It’s our privilege at PatientSafe to collaborate with our many hospital partners on their clinical mobility journeys. I recently had the opportunity to share my thoughts on what we’ve learned over the years — and what’s coming next — with Health Management Technology magazine.
Technology’s ability to deliver simple, intuitive, mobile user experiences that unify team-based collaboration with workflow and productivity tools have had a profound impact on the working world. One of the latest and greatest examples of this phenomenon is the popular enterprise messaging platform – Slack. From a single chat window, Slack users can retrieve and store conversations, documents, and interactive workflows (“bots”) that integrate with their company’s CRM and more, all accessible on a mobile device. Even Microsoft’s latest Office 365 suite can now deliver seamless collaboration and productivity experiences throughout the enterprise.
So, what does this unification of communication and workflow look like in the healthcare world, where new technologies are subject to regulatory pressures, interoperability challenges, and fragmentation-inducing legacy infrastructures? Let’s take a look at our industry’s journey in “going mobile.”
Five years ago, “clinical mobility” for hospitals and health systems meant buying and deploying a large fleet of computers-on-wheels. Carts mounted with laptops and monitors plugged into walls, and could only go “mobile” for a couple of hours on a cooler-sized battery pack. The carts required a constant recharge, backbreaking maneuvering, and cumbersome cleaning procedures that resulted in widespread clinician dissatisfaction. Nurses and physicians dreamed of documenting and driving workflows on the smartphone-based devices they were already using every day.

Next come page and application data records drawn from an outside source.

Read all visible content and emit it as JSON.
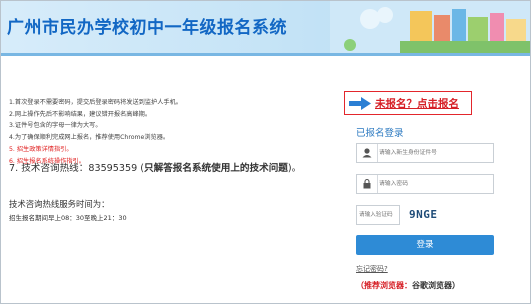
{
  "banner": {
    "title": "广州市民办学校初中一年级报名系统"
  },
  "notes": [
    {
      "text": "1.首次登录不需要密码，提交后登录密码将发送到监护人手机。",
      "highlight": false
    },
    {
      "text": "2.网上操作先后不影响结果，建议错开报名高峰期。",
      "highlight": false
    },
    {
      "text": "3.证件号包含的字母一律为大写。",
      "highlight": false
    },
    {
      "text": "4.为了确保顺利完成网上报名，推荐使用Chrome浏览器。",
      "highlight": false
    },
    {
      "text": "5. 招生政策详情指引。",
      "highlight": true
    },
    {
      "text": "6. 招生报名系统操作指引。",
      "highlight": true
    }
  ],
  "hotline": {
    "line1_prefix": "7. 技术咨询热线：83595359 (",
    "line1_bold": "只解答报名系统使用上的技术问题",
    "line1_suffix": ")。",
    "hours_label": "技术咨询热线服务时间为：",
    "hours": "招生报名期间早上08：30至晚上21：30"
  },
  "register": {
    "link": "未报名？点击报名"
  },
  "login": {
    "title": "已报名登录",
    "id_placeholder": "请输入新生身份证件号",
    "password_placeholder": "请输入密码",
    "captcha_placeholder": "请输入验证码",
    "captcha_code": "9NGE",
    "button": "登录",
    "forgot": "忘记密码?"
  },
  "browser": {
    "label": "（推荐浏览器：",
    "value": "谷歌浏览器）"
  },
  "colors": {
    "brand_blue": "#1267c4",
    "accent_red": "#d61f26",
    "button_blue": "#2e8bd6"
  },
  "icons": [
    "user-icon",
    "lock-icon",
    "arrow-right-icon"
  ]
}
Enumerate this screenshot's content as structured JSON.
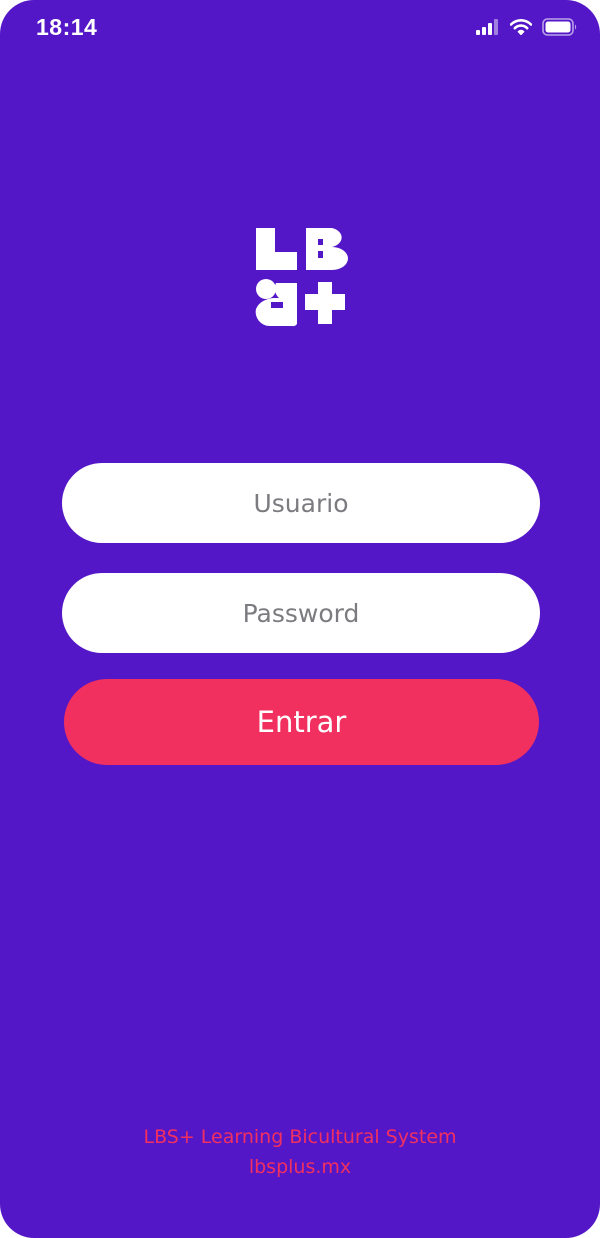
{
  "status_bar": {
    "time": "18:14",
    "icons": [
      "signal-icon",
      "wifi-icon",
      "battery-icon"
    ]
  },
  "brand": {
    "logo_icon": "lbs-plus-logo",
    "logo_text": "LBS+"
  },
  "login_form": {
    "username_placeholder": "Usuario",
    "username_value": "",
    "password_placeholder": "Password",
    "password_value": "",
    "submit_label": "Entrar"
  },
  "footer": {
    "tagline": "LBS+ Learning Bicultural System",
    "website": "lbsplus.mx"
  },
  "colors": {
    "background": "#5317c7",
    "accent": "#f2305f",
    "field_background": "#ffffff",
    "placeholder": "#7b7b80"
  }
}
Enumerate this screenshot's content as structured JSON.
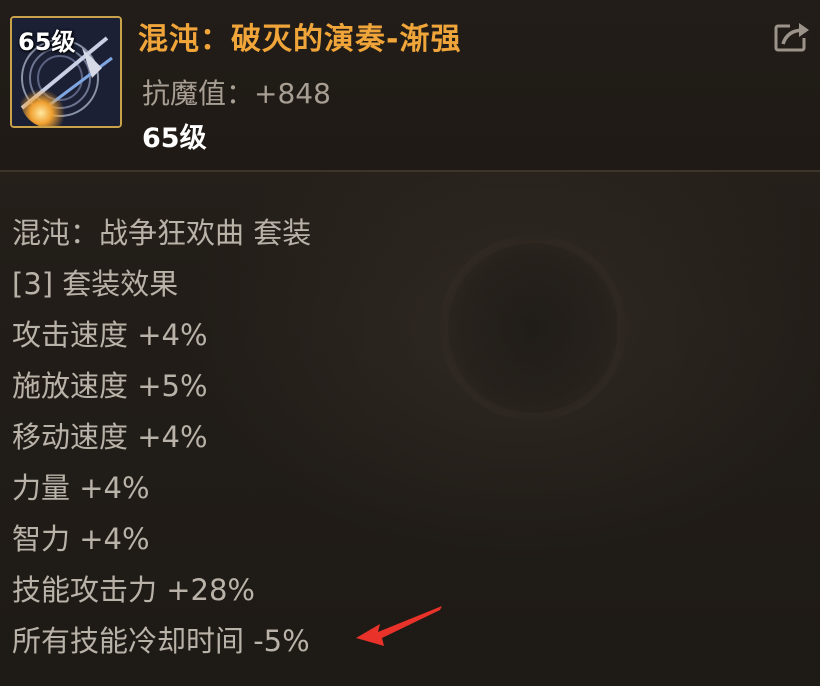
{
  "item": {
    "icon_level": "65级",
    "name": "混沌：破灭的演奏-渐强",
    "stat_label": "抗魔值：",
    "stat_value": "+848",
    "level": "65级"
  },
  "set": {
    "name": "混沌：战争狂欢曲  套装",
    "effect_header": "[3] 套装效果",
    "effects": [
      "攻击速度 +4%",
      "施放速度 +5%",
      "移动速度 +4%",
      "力量 +4%",
      "智力 +4%",
      "技能攻击力 +28%",
      "所有技能冷却时间 -5%"
    ]
  },
  "icons": {
    "share": "share-icon",
    "item": "item-icon",
    "annotation": "red-arrow-icon"
  },
  "colors": {
    "item_name": "#f0a53a",
    "icon_border": "#c9a24a",
    "annotation_arrow": "#e8322a"
  }
}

Fast-forward two years to 2014, when “going mobile” meant finding a HIPAA-compliant way for clinicians to communicate with one another via their personal smartphones. A few pioneering providers made the switch from voice interaction badges to smartphone-based devices for care team communication, and as more followed suit, two types of end-user mobile communication technologies emerged – basic and platform.

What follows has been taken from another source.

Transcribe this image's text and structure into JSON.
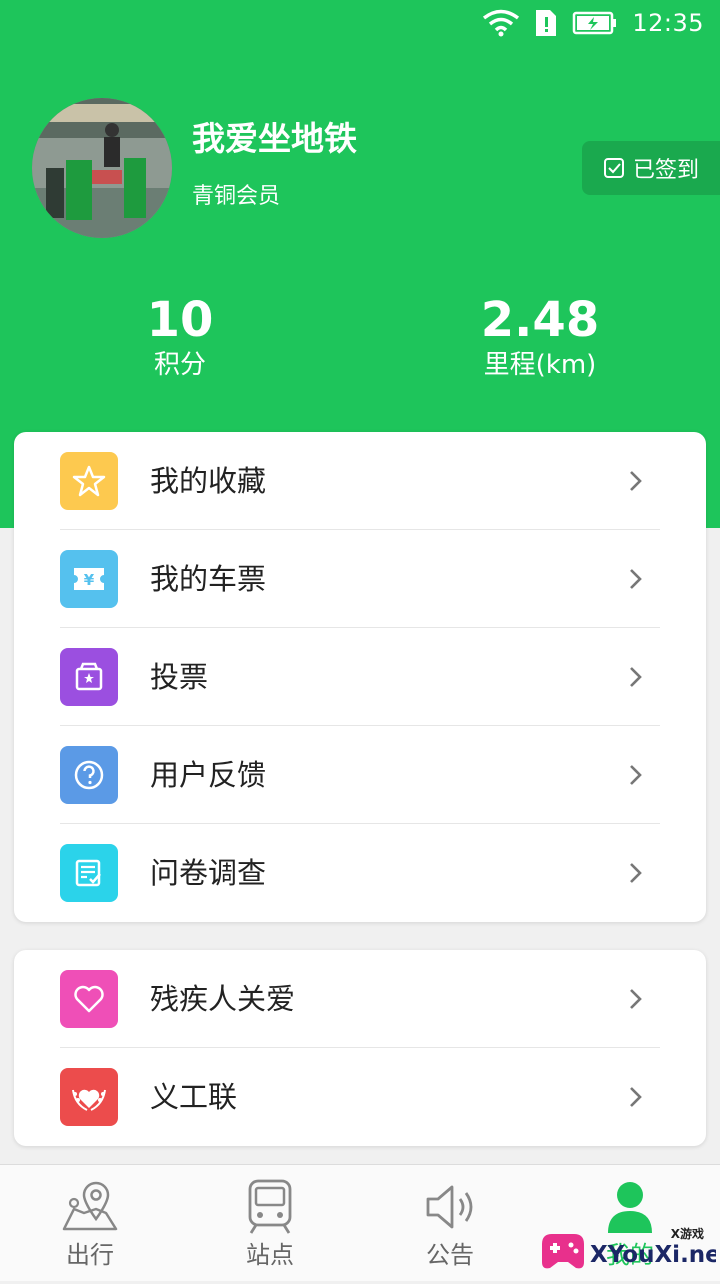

Basic included secure messaging-only services delivered via the cloud. Smartphone-based platform communication solutions lived behind the provider institution’s firewall, offering voice, text, and some integration of alerts. The cloud-based texting products experienced initial success due to the industry’s focus on reducing HIPAA exposure and the appeal of implementing products and services that didn’t require integration into a hospital’s existing infrastructure. However, these messaging solutions didn’t provide for real-life clinician workflows and couldn’t harmonize with a hospital or health system’s existing infrastructure. Read the full article here.